Devon Notes & Queries, vol. I, (January 1900 to January 1901), pp. 118-9.

by

F.E.W. Langdon

Prepared by Michael Steer

In 1644 the Civil War came to the area – in April parliamentary Lyme Regis was attacked – in June parliamentarians passed through Chard followed by Charles himself in September; in November Royalist Axminster was attacked. The following year there were fatalities in Membury, at Forde, to the north, and in October of that year there was a skirmish in which royalists from Honiton attacked parliamentarians based in Membury. The event was recorded in a parliamentary report as, ‘the only affront the enemy put upon us’. The extract, from a copy of a rare and much sought-after journal can be downloaded from the Internet Archive. Google has sponsored the digitisation of books from several libraries. These books, on which copyright has expired, are available for free educational and research use, both as individual books and as full collections to aid researchers.

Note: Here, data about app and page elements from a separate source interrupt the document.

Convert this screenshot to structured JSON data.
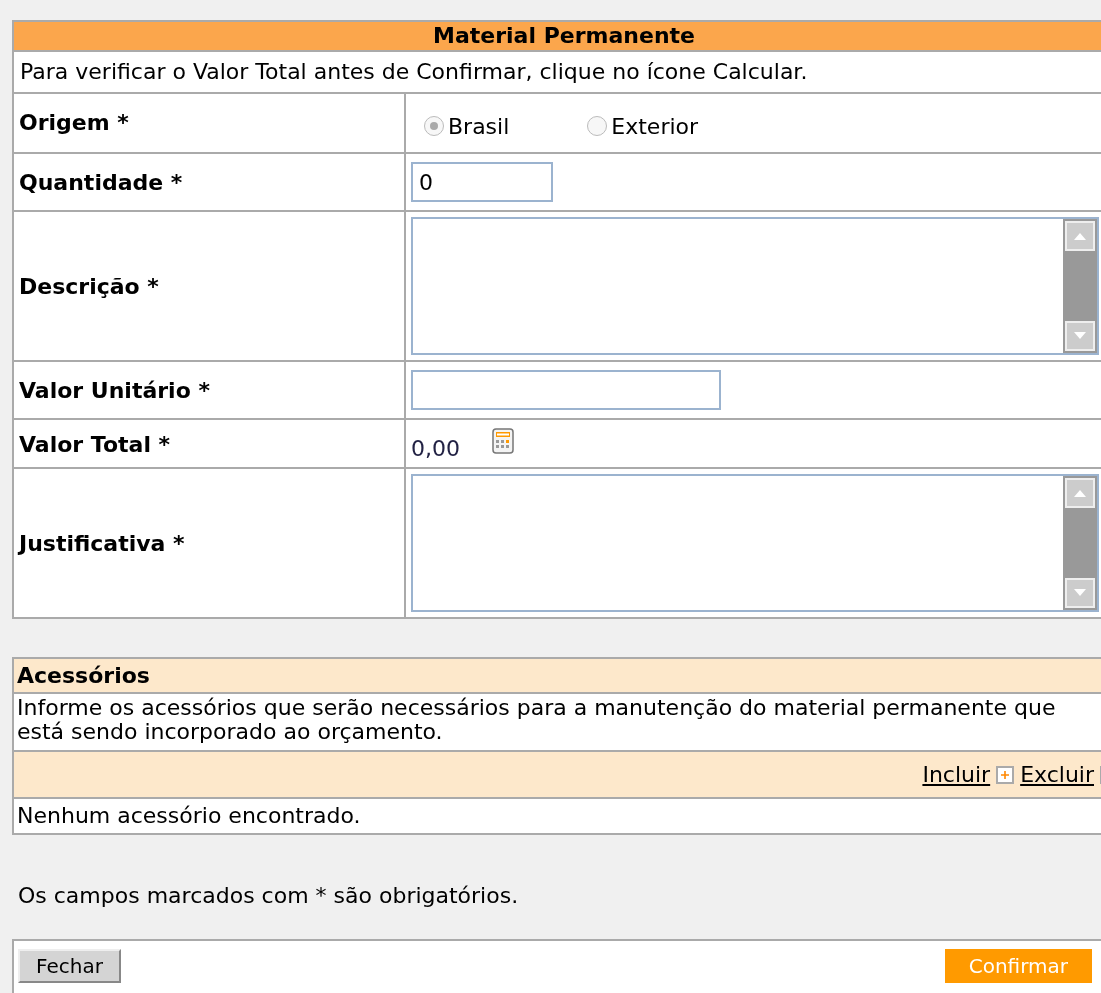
{
  "panel": {
    "title": "Material Permanente",
    "note": "Para verificar o Valor Total antes de Confirmar, clique no ícone Calcular."
  },
  "fields": [
    {
      "kind": "radio",
      "label": "Origem *",
      "options": [
        {
          "label": "Brasil",
          "selected": true
        },
        {
          "label": "Exterior",
          "selected": false
        }
      ]
    },
    {
      "kind": "number",
      "label": "Quantidade *",
      "value": "0"
    },
    {
      "kind": "textarea",
      "label": "Descrição *"
    },
    {
      "kind": "text",
      "label": "Valor Unitário *"
    },
    {
      "kind": "total",
      "label": "Valor Total *",
      "value": "0,00"
    },
    {
      "kind": "textarea",
      "label": "Justificativa *"
    }
  ],
  "accessories": {
    "title": "Acessórios",
    "description": "Informe os acessórios que serão necessários para a manutenção do material permanente que está sendo incorporado ao orçamento.",
    "actions": [
      "Incluir",
      "Excluir"
    ],
    "empty": "Nenhum acessório encontrado."
  },
  "required_note": "Os campos marcados com * são obrigatórios.",
  "buttons": {
    "close": "Fechar",
    "confirm": "Confirmar"
  }
}
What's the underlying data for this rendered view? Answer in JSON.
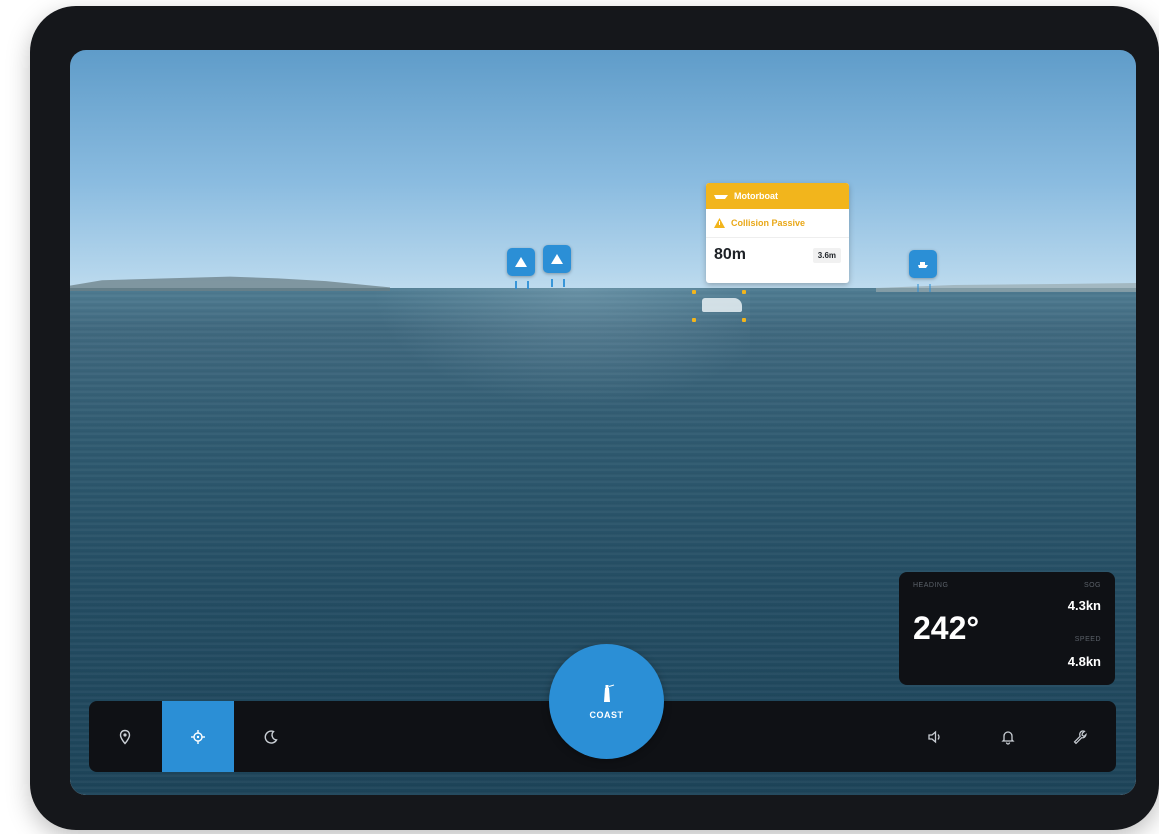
{
  "target_card": {
    "vessel_type": "Motorboat",
    "alert": "Collision Passive",
    "distance": "80m",
    "time": "3.6m"
  },
  "nav_panel": {
    "heading_label": "HEADING",
    "heading": "242°",
    "speed_label": "SOG",
    "speed": "4.3kn",
    "range_label": "SPEED",
    "range": "4.8kn"
  },
  "toolbar": {
    "items": [
      {
        "name": "waypoint",
        "icon": "map-pin-icon",
        "active": false
      },
      {
        "name": "target",
        "icon": "crosshair-icon",
        "active": true
      },
      {
        "name": "night-mode",
        "icon": "moon-icon",
        "active": false
      }
    ],
    "right_items": [
      {
        "name": "sound",
        "icon": "speaker-icon"
      },
      {
        "name": "alerts",
        "icon": "bell-icon"
      },
      {
        "name": "settings",
        "icon": "wrench-icon"
      }
    ],
    "mode_button_label": "COAST"
  },
  "colors": {
    "accent": "#2b8fd6",
    "warning": "#f2b51c",
    "panel": "#0f1115",
    "frame": "#15171b"
  }
}
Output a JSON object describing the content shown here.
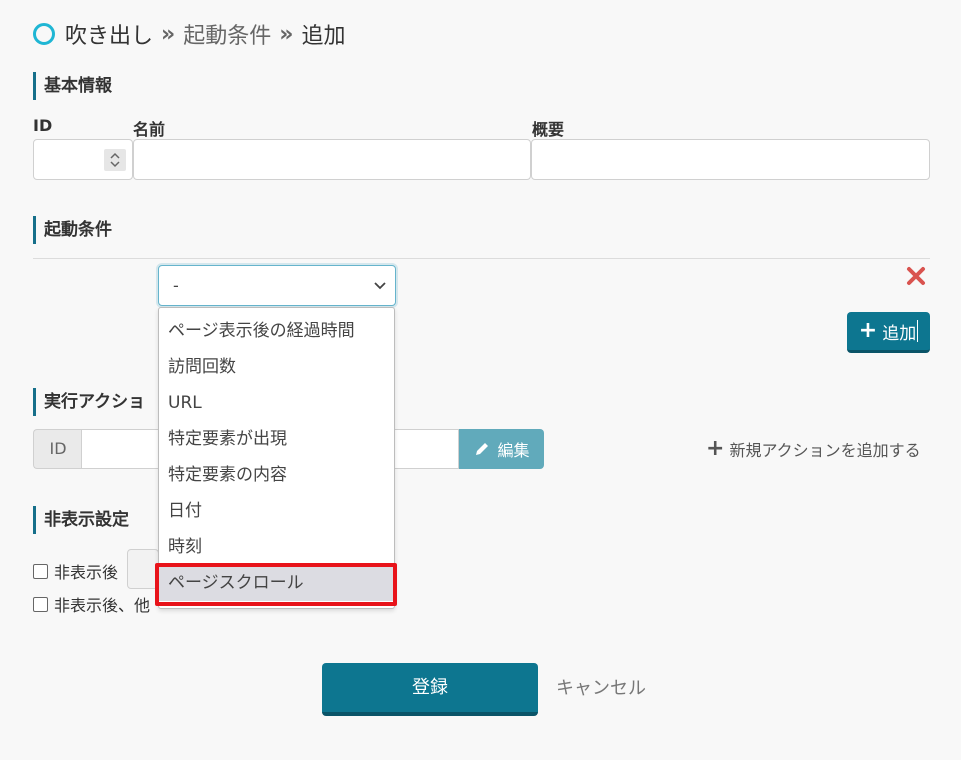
{
  "breadcrumb": {
    "items": [
      "吹き出し",
      "起動条件",
      "追加"
    ],
    "separator": "»"
  },
  "basic_info": {
    "heading": "基本情報",
    "id_label": "ID",
    "name_label": "名前",
    "summary_label": "概要",
    "id_value": "",
    "name_value": "",
    "summary_value": ""
  },
  "trigger": {
    "heading": "起動条件",
    "select_value": "-",
    "options": [
      "ページ表示後の経過時間",
      "訪問回数",
      "URL",
      "特定要素が出現",
      "特定要素の内容",
      "日付",
      "時刻",
      "ページスクロール"
    ],
    "highlighted_option": "ページスクロール",
    "add_label": "追加",
    "delete_icon": "close-icon"
  },
  "action": {
    "heading": "実行アクショ",
    "id_addon": "ID",
    "edit_label": "編集",
    "new_action_label": "新規アクションを追加する"
  },
  "hide": {
    "heading": "非表示設定",
    "option1_label": "非表示後",
    "option2_label": "非表示後、他"
  },
  "footer": {
    "submit_label": "登録",
    "cancel_label": "キャンセル"
  },
  "colors": {
    "accent": "#0d7690",
    "accent_light": "#61aabb",
    "breadcrumb_circle": "#1fb6d4",
    "delete_red": "#d9534f",
    "highlight_red": "#e8131a"
  }
}
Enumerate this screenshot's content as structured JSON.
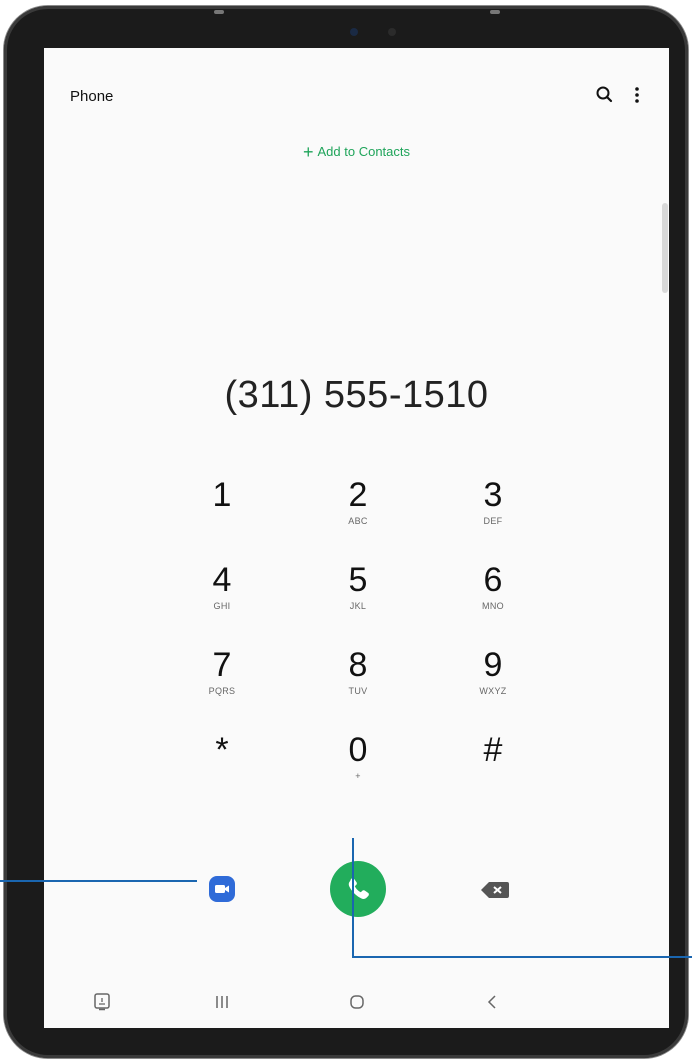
{
  "header": {
    "title": "Phone",
    "search_icon": "search-icon",
    "more_icon": "more-options-icon"
  },
  "add_contacts": {
    "plus": "+",
    "label": "Add to Contacts"
  },
  "dialer": {
    "number": "(311) 555-1510",
    "keys": [
      {
        "digit": "1",
        "letters": ""
      },
      {
        "digit": "2",
        "letters": "ABC"
      },
      {
        "digit": "3",
        "letters": "DEF"
      },
      {
        "digit": "4",
        "letters": "GHI"
      },
      {
        "digit": "5",
        "letters": "JKL"
      },
      {
        "digit": "6",
        "letters": "MNO"
      },
      {
        "digit": "7",
        "letters": "PQRS"
      },
      {
        "digit": "8",
        "letters": "TUV"
      },
      {
        "digit": "9",
        "letters": "WXYZ"
      },
      {
        "digit": "*",
        "letters": ""
      },
      {
        "digit": "0",
        "letters": "+"
      },
      {
        "digit": "#",
        "letters": ""
      }
    ]
  },
  "actions": {
    "video_call_icon": "video-camera-icon",
    "call_icon": "phone-icon",
    "backspace_icon": "backspace-icon"
  },
  "navbar": {
    "items": [
      "screenshot-icon",
      "recent-apps-icon",
      "home-icon",
      "back-icon"
    ]
  },
  "colors": {
    "accent_green": "#22ad5c",
    "video_blue": "#2f6bd8",
    "callout_blue": "#1a66b0"
  }
}
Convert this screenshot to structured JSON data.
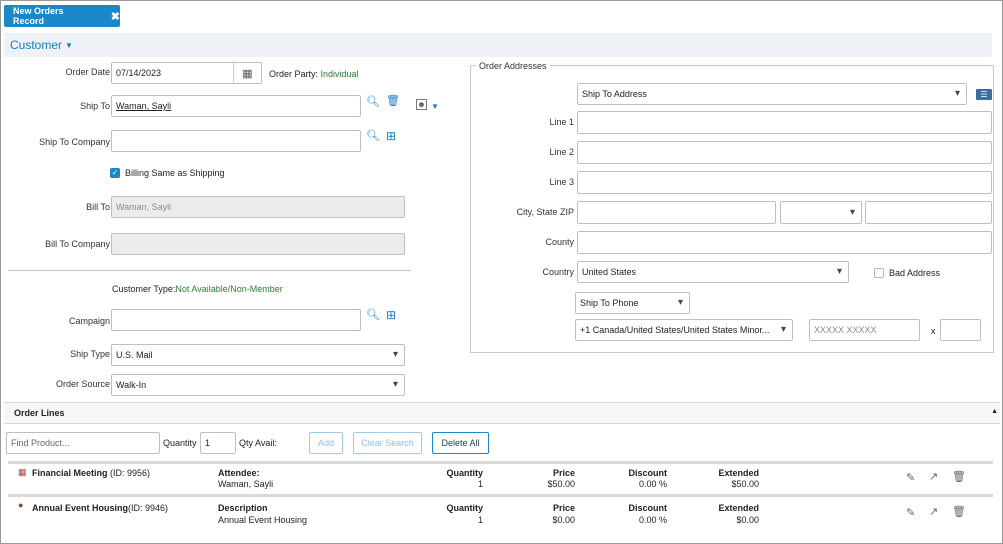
{
  "tab": {
    "label": "New Orders Record"
  },
  "section": {
    "title": "Customer"
  },
  "form": {
    "order_date_label": "Order Date",
    "order_date_value": "07/14/2023",
    "order_party_label": "Order Party:",
    "order_party_value": "Individual",
    "ship_to_label": "Ship To",
    "ship_to_value": "Waman, Sayli",
    "ship_to_company_label": "Ship To Company",
    "ship_to_company_value": "",
    "billing_same_label": "Billing Same as Shipping",
    "billing_same_checked": true,
    "bill_to_label": "Bill To",
    "bill_to_value": "Waman, Sayli",
    "bill_to_company_label": "Bill To Company",
    "bill_to_company_value": "",
    "customer_type_label": "Customer Type:",
    "customer_type_value": "Not Available/Non-Member",
    "campaign_label": "Campaign",
    "campaign_value": "",
    "ship_type_label": "Ship Type",
    "ship_type_value": "U.S. Mail",
    "order_source_label": "Order Source",
    "order_source_value": "Walk-In"
  },
  "addresses": {
    "legend": "Order Addresses",
    "address_type": "Ship To Address",
    "line1_label": "Line 1",
    "line2_label": "Line 2",
    "line3_label": "Line 3",
    "city_state_zip_label": "City, State ZIP",
    "county_label": "County",
    "country_label": "Country",
    "country_value": "United States",
    "bad_address_label": "Bad Address",
    "phone_type": "Ship To Phone",
    "phone_country": "+1 Canada/United States/United States Minor...",
    "phone_placeholder": "XXXXX XXXXX",
    "ext_label": "x"
  },
  "order_lines": {
    "title": "Order Lines",
    "find_placeholder": "Find Product...",
    "quantity_label": "Quantity",
    "quantity_value": "1",
    "qty_avail_label": "Qty Avail:",
    "add_label": "Add",
    "clear_label": "Clear Search",
    "delete_all_label": "Delete All",
    "items": [
      {
        "name": "Financial Meeting",
        "id": "(ID: 9956)",
        "detail_header": "Attendee:",
        "detail_value": "Waman, Sayli",
        "quantity_header": "Quantity",
        "quantity": "1",
        "price_header": "Price",
        "price": "$50.00",
        "discount_header": "Discount",
        "discount": "0.00 %",
        "extended_header": "Extended",
        "extended": "$50.00"
      },
      {
        "name": "Annual Event Housing",
        "id": "(ID: 9946)",
        "detail_header": "Description",
        "detail_value": "Annual Event Housing",
        "quantity_header": "Quantity",
        "quantity": "1",
        "price_header": "Price",
        "price": "$0.00",
        "discount_header": "Discount",
        "discount": "0.00 %",
        "extended_header": "Extended",
        "extended": "$0.00"
      }
    ]
  },
  "colors": {
    "accent": "#1a87c9",
    "positive": "#2e7d32"
  }
}
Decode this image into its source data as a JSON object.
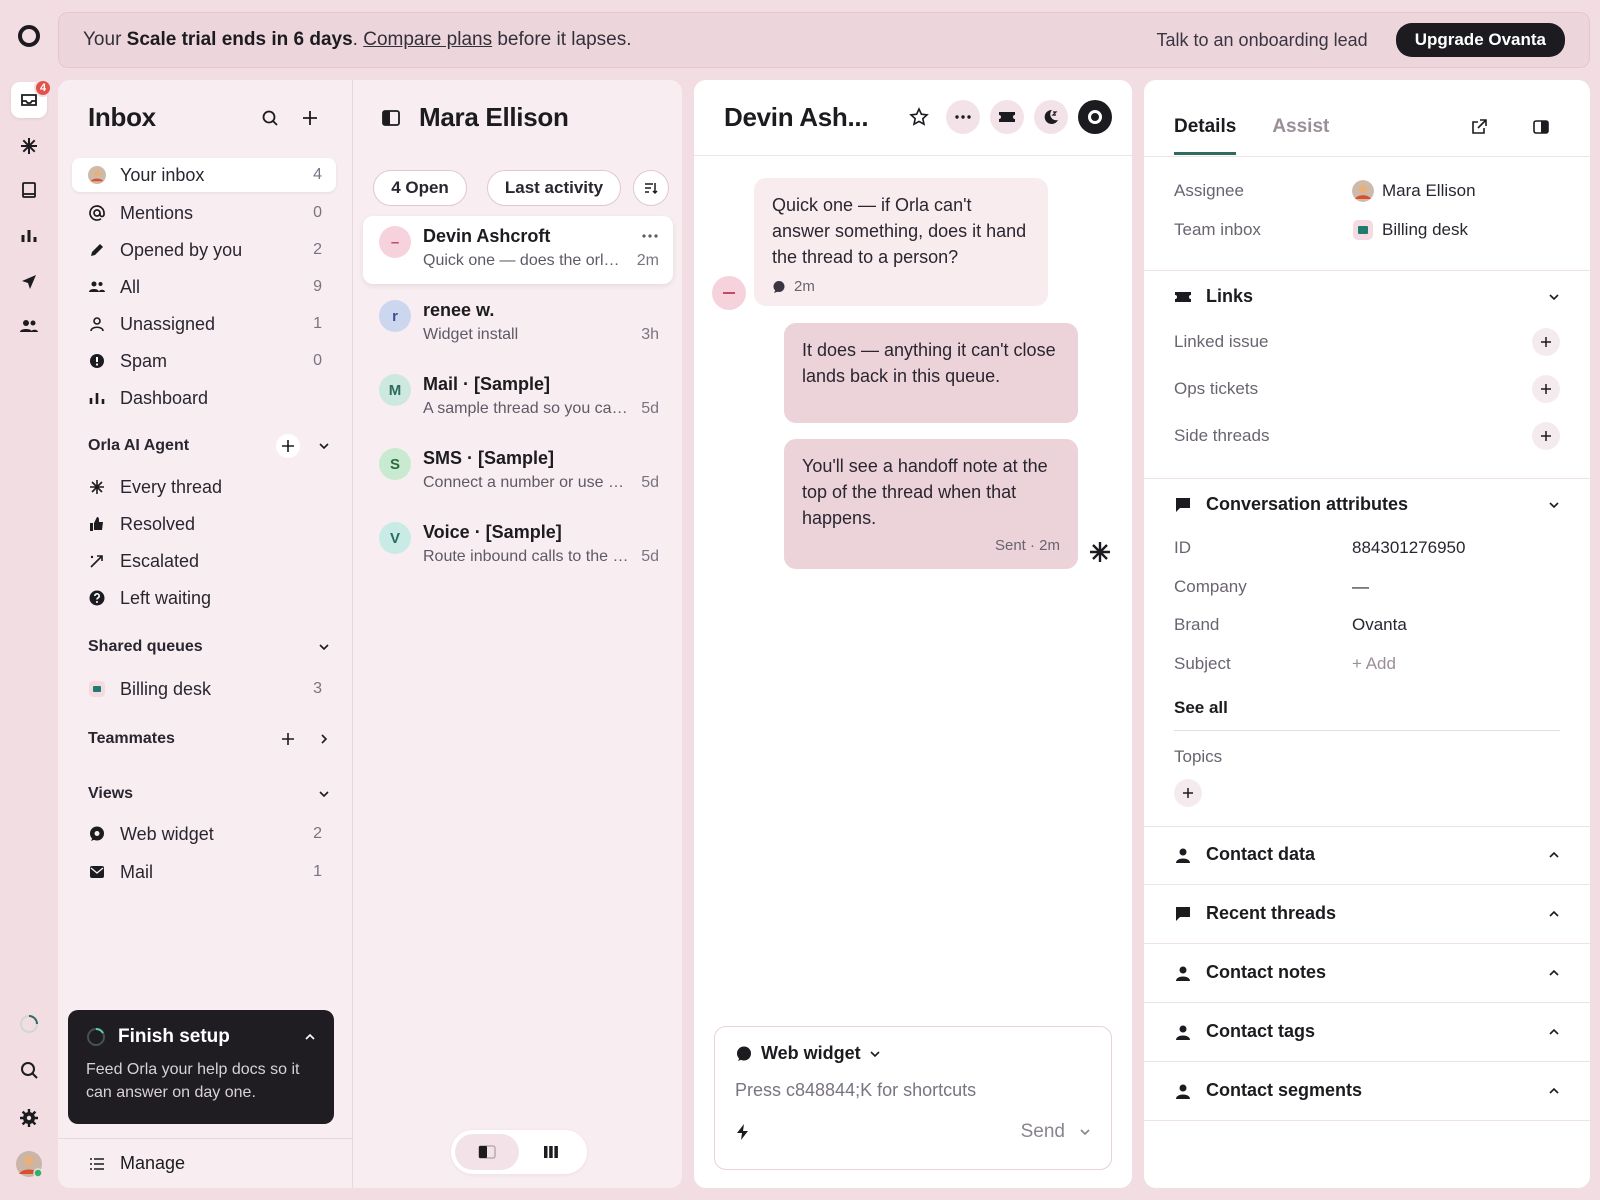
{
  "rail": {
    "inbox_badge": "4"
  },
  "banner": {
    "text_before": "Your ",
    "text_bold": "Scale trial ends in 6 days",
    "text_mid": ". ",
    "link": "Compare plans",
    "text_after": " before it lapses.",
    "onboarding_link": "Talk to an onboarding lead",
    "upgrade_button": "Upgrade Ovanta"
  },
  "nav": {
    "title": "Inbox",
    "items": [
      {
        "label": "Your inbox",
        "count": "4"
      },
      {
        "label": "Mentions",
        "count": "0"
      },
      {
        "label": "Opened by you",
        "count": "2"
      },
      {
        "label": "All",
        "count": "9"
      },
      {
        "label": "Unassigned",
        "count": "1"
      },
      {
        "label": "Spam",
        "count": "0"
      },
      {
        "label": "Dashboard",
        "count": ""
      }
    ],
    "ai_section": "Orla AI Agent",
    "ai_items": [
      {
        "label": "Every thread"
      },
      {
        "label": "Resolved"
      },
      {
        "label": "Escalated"
      },
      {
        "label": "Left waiting"
      }
    ],
    "shared_section": "Shared queues",
    "shared_items": [
      {
        "label": "Billing desk",
        "count": "3"
      }
    ],
    "teammates_section": "Teammates",
    "views_section": "Views",
    "view_items": [
      {
        "label": "Web widget",
        "count": "2"
      },
      {
        "label": "Mail",
        "count": "1"
      }
    ],
    "setup_title": "Finish setup",
    "setup_text": "Feed Orla your help docs so it can answer on day one.",
    "manage": "Manage"
  },
  "list": {
    "title": "Mara Ellison",
    "open_filter": "4 Open",
    "sort_filter": "Last activity",
    "threads": [
      {
        "initial": "–",
        "name": "Devin Ashcroft",
        "preview": "Quick one — does the orla hand off",
        "time": "2m"
      },
      {
        "initial": "r",
        "name": "renee w.",
        "preview": "Widget install",
        "time": "3h"
      },
      {
        "initial": "M",
        "name": "Mail · [Sample]",
        "preview": "A sample thread so you can see mail",
        "time": "5d"
      },
      {
        "initial": "S",
        "name": "SMS · [Sample]",
        "preview": "Connect a number or use ours",
        "time": "5d"
      },
      {
        "initial": "V",
        "name": "Voice · [Sample]",
        "preview": "Route inbound calls to the team",
        "time": "5d"
      }
    ]
  },
  "convo": {
    "title": "Devin Ash...",
    "messages": [
      {
        "text": "Quick one — if Orla can't answer something, does it hand the thread to a person?",
        "meta": "2m"
      },
      {
        "text": "It does — anything it can't close lands back in this queue.",
        "meta": ""
      },
      {
        "text": "You'll see a handoff note at the top of the thread when that happens.",
        "meta": "Sent · 2m"
      }
    ],
    "composer_channel": "Web widget",
    "composer_placeholder": "Press c848844;K for shortcuts",
    "send": "Send"
  },
  "details": {
    "tabs": [
      "Details",
      "Assist"
    ],
    "assignee_label": "Assignee",
    "assignee_value": "Mara Ellison",
    "team_label": "Team inbox",
    "team_value": "Billing desk",
    "links_section": "Links",
    "links": [
      "Linked issue",
      "Ops tickets",
      "Side threads"
    ],
    "attrs_section": "Conversation attributes",
    "attrs": [
      {
        "key": "ID",
        "value": "884301276950"
      },
      {
        "key": "Company",
        "value": "—"
      },
      {
        "key": "Brand",
        "value": "Ovanta"
      },
      {
        "key": "Subject",
        "value": "+ Add"
      }
    ],
    "see_all": "See all",
    "topics": "Topics",
    "collapsed_sections": [
      "Contact data",
      "Recent threads",
      "Contact notes",
      "Contact tags",
      "Contact segments"
    ]
  },
  "colors": {
    "accent": "#2f6b63",
    "banner_bg": "#ecd6dc",
    "dark": "#1c1b1f"
  }
}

Note 85. RELICS OF THE CIVIL WAR. Since coming to Membury in October, 1897, some interesting relics of the Civil Wars have come into my possession, though one has since been deposited, at my suggestion, in the Exeter Museum by its former owner, Mr. G. Summers, of Rock Mills, Membury. These relics consisted of three cannon balls, weighing respectively nine, four and three pounds, and a bullet weighing one-and-a-half ounces, and it is the first of these that is now in the Museum. The three-pounder was given me by an old man living in a cottage close to the churchyard, who told me that, together with the bullet, it was found in the wall of the old cottage pulled down to make room for the present one. It is known that fighting between the opposing parties of King and Parliament took place here in 1645 on two occasions, and it is remarkable that in the register under date October i2th, 1645, is recorded the burial of a soldier that was ''killed by the Church." Could it have been by canon ball or bullet that did the deed? On February 4th, 1645, Sir Shilston Calmady was buried, having been killed in the gateway of what is now Ford Farm. When the church was restored in 1893, a Norman pillar was discovered built into the wall by the tower at the end of the arches between the nave and south aisle. If any of your readers have met with mention of a church at Membury in Norman times, I should be glad to know it. It is stated by Oliver that what is now called the Yarty Aisle was originally Our Lady's Aisle, and that what is now called the Brinscombe Aisle was called St. Catherine's Aisle. But the oldest inhabitant has never heard either of them called by those names. What is Oliver's authority? He further states that the church was ordered to be re-seated on May 15th, 1588. Again I should like to know his authority ?
                 F. E. W. LANGDON